**Required work**
The whole listing should be written out again exactly.

┌────────

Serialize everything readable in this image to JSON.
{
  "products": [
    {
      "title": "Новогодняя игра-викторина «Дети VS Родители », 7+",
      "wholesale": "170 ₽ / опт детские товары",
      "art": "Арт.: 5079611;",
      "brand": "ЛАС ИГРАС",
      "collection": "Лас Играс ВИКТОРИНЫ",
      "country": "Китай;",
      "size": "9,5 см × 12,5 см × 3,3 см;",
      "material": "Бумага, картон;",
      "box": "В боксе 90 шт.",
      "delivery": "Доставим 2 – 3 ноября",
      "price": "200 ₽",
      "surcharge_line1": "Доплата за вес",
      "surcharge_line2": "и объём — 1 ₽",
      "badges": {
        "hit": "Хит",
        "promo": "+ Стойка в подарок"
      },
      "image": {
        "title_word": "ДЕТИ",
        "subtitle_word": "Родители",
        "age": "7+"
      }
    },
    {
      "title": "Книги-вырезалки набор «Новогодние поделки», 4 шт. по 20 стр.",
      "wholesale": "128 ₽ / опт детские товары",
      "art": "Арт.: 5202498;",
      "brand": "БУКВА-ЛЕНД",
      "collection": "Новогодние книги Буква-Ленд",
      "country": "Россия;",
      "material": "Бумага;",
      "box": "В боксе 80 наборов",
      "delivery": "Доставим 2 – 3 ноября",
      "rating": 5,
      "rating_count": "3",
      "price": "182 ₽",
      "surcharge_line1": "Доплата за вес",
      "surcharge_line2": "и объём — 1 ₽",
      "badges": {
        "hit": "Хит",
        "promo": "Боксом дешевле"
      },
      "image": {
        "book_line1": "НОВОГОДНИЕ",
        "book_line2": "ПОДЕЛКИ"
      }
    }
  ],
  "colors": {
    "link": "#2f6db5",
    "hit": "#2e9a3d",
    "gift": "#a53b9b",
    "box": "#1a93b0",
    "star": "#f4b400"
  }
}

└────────

**Exercise output**
Serialize everything readable in this image to JSON.
{
  "products": [
    {
      "title": "Новогодняя игра-викторина «Дети VS Родители », 7+",
      "wholesale": "170 ₽ / опт детские товары",
      "art": "Арт.: 5079611;",
      "brand": "ЛАС ИГРАС",
      "collection": "Лас Играс ВИКТОРИНЫ",
      "country": "Китай;",
      "size": "9,5 см × 12,5 см × 3,3 см;",
      "material": "Бумага, картон;",
      "box": "В боксе 90 шт.",
      "delivery": "Доставим 2 – 3 ноября",
      "price": "200 ₽",
      "surcharge_line1": "Доплата за вес",
      "surcharge_line2": "и объём — 1 ₽",
      "badges": {
        "hit": "Хит",
        "promo": "+ Стойка в подарок"
      },
      "image": {
        "title_word": "ДЕТИ",
        "subtitle_word": "Родители",
        "age": "7+"
      }
    },
    {
      "title": "Книги-вырезалки набор «Новогодние поделки», 4 шт. по 20 стр.",
      "wholesale": "128 ₽ / опт детские товары",
      "art": "Арт.: 5202498;",
      "brand": "БУКВА-ЛЕНД",
      "collection": "Новогодние книги Буква-Ленд",
      "country": "Россия;",
      "material": "Бумага;",
      "box": "В боксе 80 наборов",
      "delivery": "Доставим 2 – 3 ноября",
      "rating": 5,
      "rating_count": "3",
      "price": "182 ₽",
      "surcharge_line1": "Доплата за вес",
      "surcharge_line2": "и объём — 1 ₽",
      "badges": {
        "hit": "Хит",
        "promo": "Боксом дешевле"
      },
      "image": {
        "book_line1": "НОВОГОДНИЕ",
        "book_line2": "ПОДЕЛКИ"
      }
    }
  ],
  "colors": {
    "link": "#2f6db5",
    "hit": "#2e9a3d",
    "gift": "#a53b9b",
    "box": "#1a93b0",
    "star": "#f4b400"
  }
}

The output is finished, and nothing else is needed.